"short dash used to connect two words or separate one," 1620s, from Late Latin hyphen, from Greek hyphen "mark joining two syllables or words," probably indicating how they were to be said or sung. This was a noun use of an adverb meaning "together, in one," literally "under one," from hypo "under" (from PIE root *upo "under") + hen, neuter of heis "one," from PIE root *sem- (1) "one; as one, together with."
verbal suffix for Latin verbs in -are, identical with -ate (1). Old English commonly made verbs from adjectives by adding a verbal ending to the word (such as gnornian "be sad, mourn," gnorn "sad, depressed"), but as the inflections wore off English words in late Old and early Middle English, there came to be no difference between the adjective and the verb in dry, empty, warm, etc.
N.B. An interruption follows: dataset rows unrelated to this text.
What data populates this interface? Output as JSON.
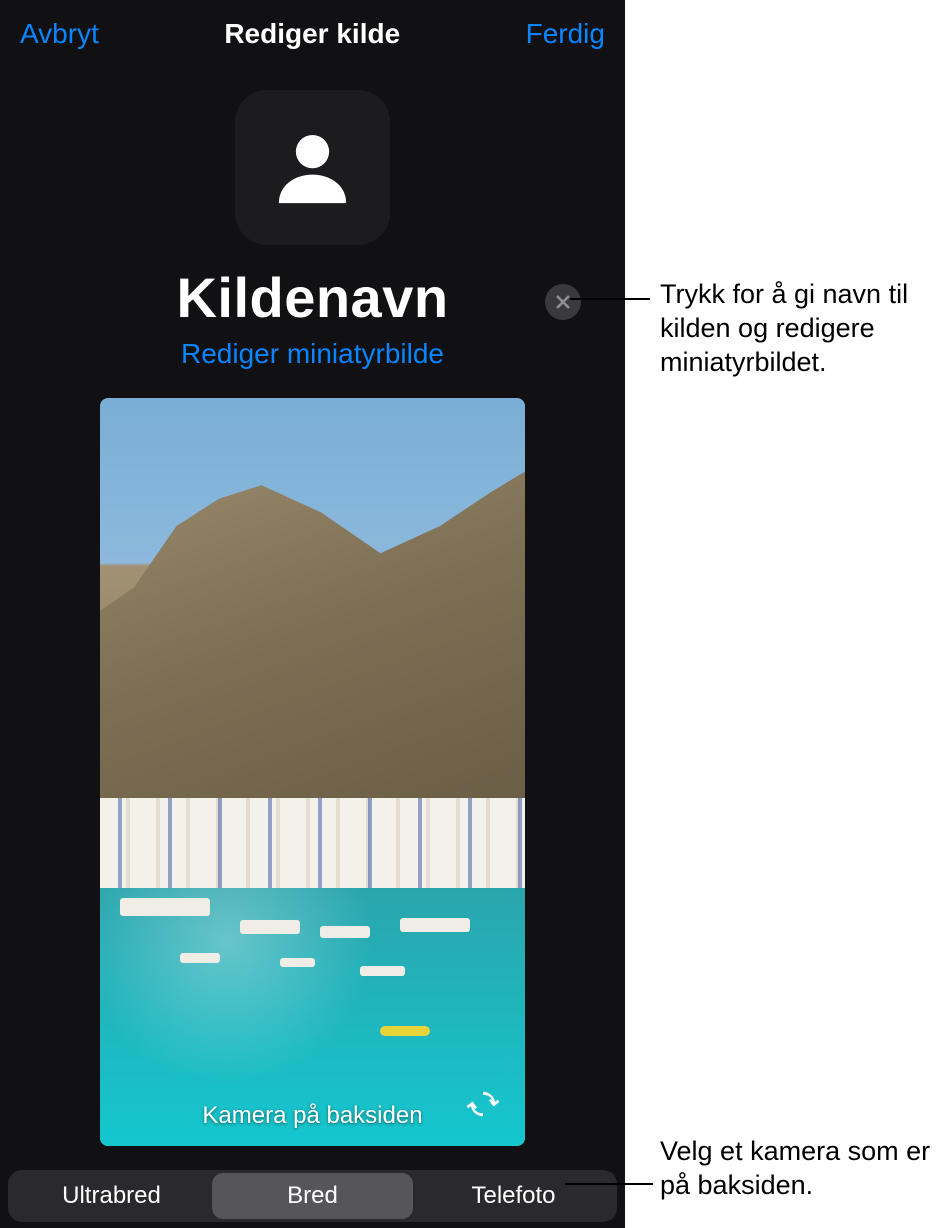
{
  "nav": {
    "cancel": "Avbryt",
    "title": "Rediger kilde",
    "done": "Ferdig"
  },
  "source": {
    "name": "Kildenavn",
    "edit_thumbnail": "Rediger miniatyrbilde"
  },
  "preview": {
    "camera_label": "Kamera på baksiden"
  },
  "segments": {
    "ultrawide": "Ultrabred",
    "wide": "Bred",
    "telephoto": "Telefoto",
    "active": "wide"
  },
  "annotations": {
    "rename": "Trykk for å gi navn til kilden og redigere miniatyrbildet.",
    "camera": "Velg et kamera som er på baksiden."
  }
}
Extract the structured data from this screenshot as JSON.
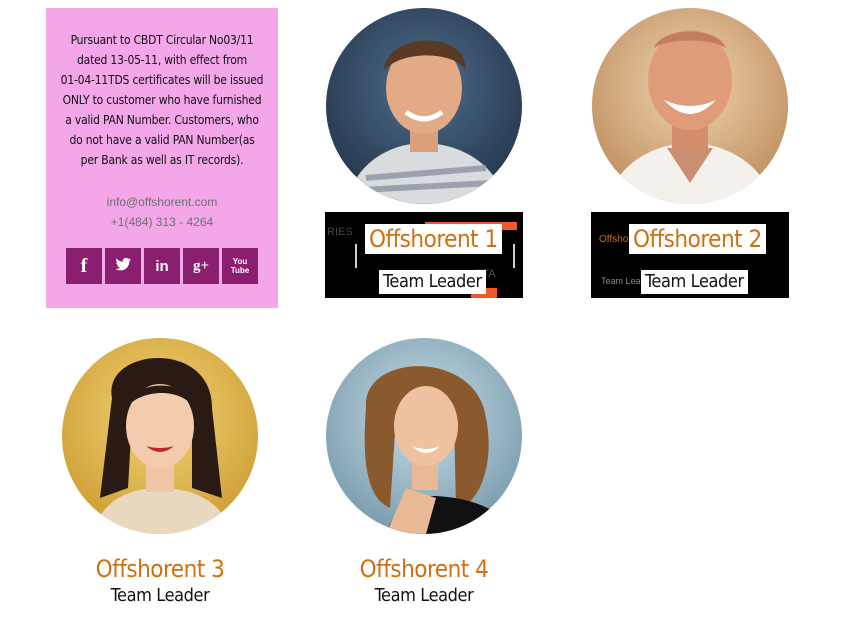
{
  "notice": {
    "lines": [
      "Pursuant to CBDT Circular No03/11",
      "dated 13-05-11, with effect from",
      "01-04-11TDS certificates will be issued",
      "ONLY to customer who have furnished",
      "a valid PAN Number. Customers, who",
      "do not have a valid PAN Number(as",
      "per Bank as well as IT records)."
    ],
    "email": "info@offshorent.com",
    "phone": "+1(484) 313 - 4264",
    "social": [
      {
        "icon": "facebook-icon",
        "glyph": "f"
      },
      {
        "icon": "twitter-icon",
        "glyph": ""
      },
      {
        "icon": "linkedin-icon",
        "glyph": "in"
      },
      {
        "icon": "google-plus-icon",
        "glyph": "g+"
      },
      {
        "icon": "youtube-icon",
        "glyph": "You Tube"
      }
    ]
  },
  "members": [
    {
      "name": "Offshorent 1",
      "role": "Team Leader"
    },
    {
      "name": "Offshorent 2",
      "role": "Team Leader"
    },
    {
      "name": "Offshorent 3",
      "role": "Team Leader"
    },
    {
      "name": "Offshorent 4",
      "role": "Team Leader"
    }
  ],
  "banner_fragments": {
    "m1_left": "RIES",
    "m1_right": "ETA",
    "m2_left": "Offshorent",
    "m2_small": "Team Lead..."
  },
  "colors": {
    "notice_bg": "#f3a6e8",
    "social_bg": "#8a1f6f",
    "name": "#cf6f10"
  }
}
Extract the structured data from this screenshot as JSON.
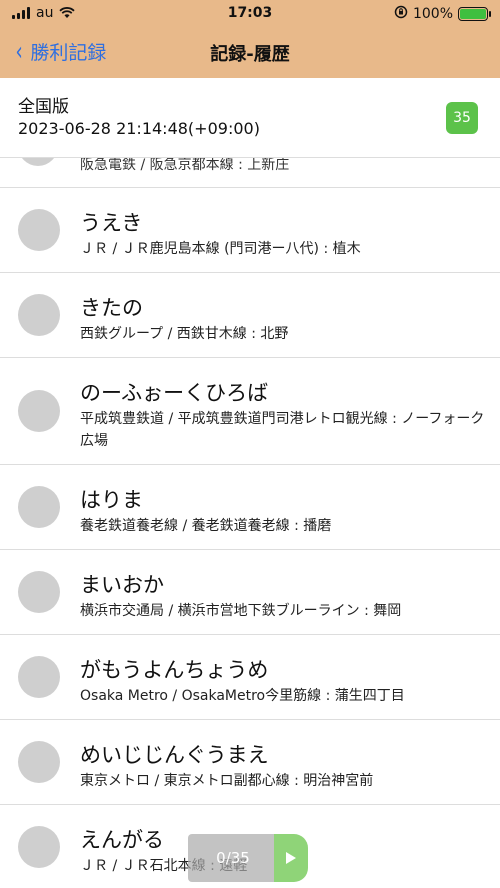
{
  "status_bar": {
    "carrier": "au",
    "time": "17:03",
    "battery": "100%"
  },
  "navbar": {
    "back_label": "勝利記録",
    "title": "記録-履歴"
  },
  "header": {
    "edition": "全国版",
    "datetime": "2023-06-28 21:14:48(+09:00)",
    "count": "35"
  },
  "list": {
    "cut_sub": "阪急電鉄 / 阪急京都本線 : 上新庄",
    "items": [
      {
        "title": "うえき",
        "sub": "ＪＲ / ＪＲ鹿児島本線 (門司港ー八代) : 植木"
      },
      {
        "title": "きたの",
        "sub": "西鉄グループ / 西鉄甘木線 : 北野"
      },
      {
        "title": "のーふぉーくひろば",
        "sub": "平成筑豊鉄道 / 平成筑豊鉄道門司港レトロ観光線 : ノーフォーク広場"
      },
      {
        "title": "はりま",
        "sub": "養老鉄道養老線 / 養老鉄道養老線 : 播磨"
      },
      {
        "title": "まいおか",
        "sub": "横浜市交通局 / 横浜市営地下鉄ブルーライン : 舞岡"
      },
      {
        "title": "がもうよんちょうめ",
        "sub": "Osaka Metro / OsakaMetro今里筋線 : 蒲生四丁目"
      },
      {
        "title": "めいじじんぐうまえ",
        "sub": "東京メトロ / 東京メトロ副都心線 : 明治神宮前"
      },
      {
        "title": "えんがる",
        "sub": "ＪＲ / ＪＲ石北本線 : 遠軽"
      }
    ]
  },
  "toast": {
    "text": "0/35"
  },
  "icons": {
    "back": "chevron-left-icon",
    "play": "play-icon",
    "signal": "signal-icon",
    "wifi": "wifi-icon",
    "battery": "battery-icon",
    "lock": "rotation-lock-icon"
  },
  "colors": {
    "top_bar": "#e8b98a",
    "back_link": "#2f6fe0",
    "badge": "#5cc24a",
    "play_button": "#8fd478"
  }
}
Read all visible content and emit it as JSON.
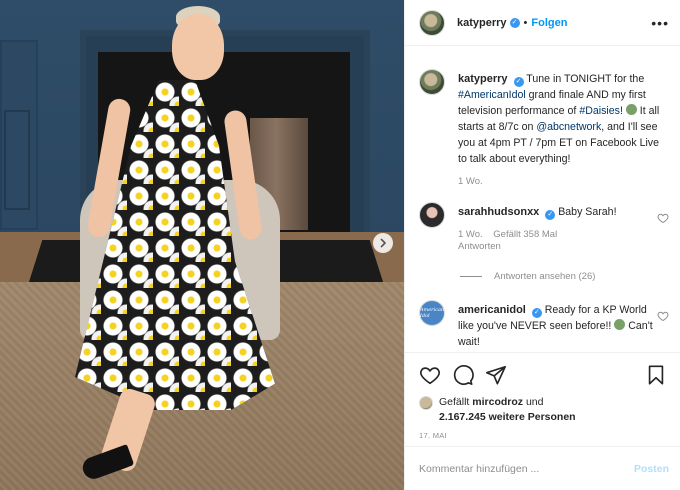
{
  "post": {
    "username": "katyperry",
    "follow_label": "Folgen",
    "more_label": "•••",
    "caption": {
      "part1": "Tune in TONIGHT for the ",
      "tag1": "#AmericanIdol",
      "part2": " grand finale AND my first television performance of ",
      "tag2": "#Daisies",
      "part3": "! ",
      "part4": " It all starts at 8/7c on ",
      "tag3": "@abcnetwork",
      "part5": ", and I'll see you at 4pm PT / 7pm ET on Facebook Live to talk about everything!"
    },
    "caption_time": "1 Wo."
  },
  "comments": [
    {
      "username": "sarahhudsonxx",
      "text": "Baby Sarah!",
      "time": "1 Wo.",
      "likes": "Gefällt 358 Mal",
      "reply_label": "Antworten",
      "view_replies": "Antworten ansehen (26)"
    },
    {
      "username": "americanidol",
      "text": "Ready for a KP World like you've NEVER seen before!! ",
      "tail": " Can't wait!",
      "avatar_text": "American Idol"
    }
  ],
  "actions": {
    "liked_by_prefix": "Gefällt ",
    "liked_by_user": "mircodroz",
    "liked_by_mid": " und",
    "liked_by_count": "2.167.245 weitere Personen",
    "date": "17. MAI"
  },
  "composer": {
    "placeholder": "Kommentar hinzufügen ...",
    "post_label": "Posten"
  },
  "colors": {
    "link_blue": "#0095f6",
    "tag_blue": "#00376b",
    "muted": "#8e8e8e",
    "post_disabled": "#b2dffc",
    "verified": "#3897f0"
  }
}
Thus accustomed to the identity of adjectival and verbal forms of a word, the English, when they began to expand their Latin-based vocabulary after c. 1500, simply made verbs from Latin past-participial adjectives without changing their form (such as aggravate, substantiate) and it became the custom that Latin verbs were Englished from their past participle stems.
<a href="https://www.etymonline.com/word/hyphenate">Etymology of hyphenate by etymonline</a>
Harper, D. (n.d.). Etymology of hyphenate. Online Etymology Dictionary. Retrieved $(datetime), from https://www.etymonline.com/word/hyphenate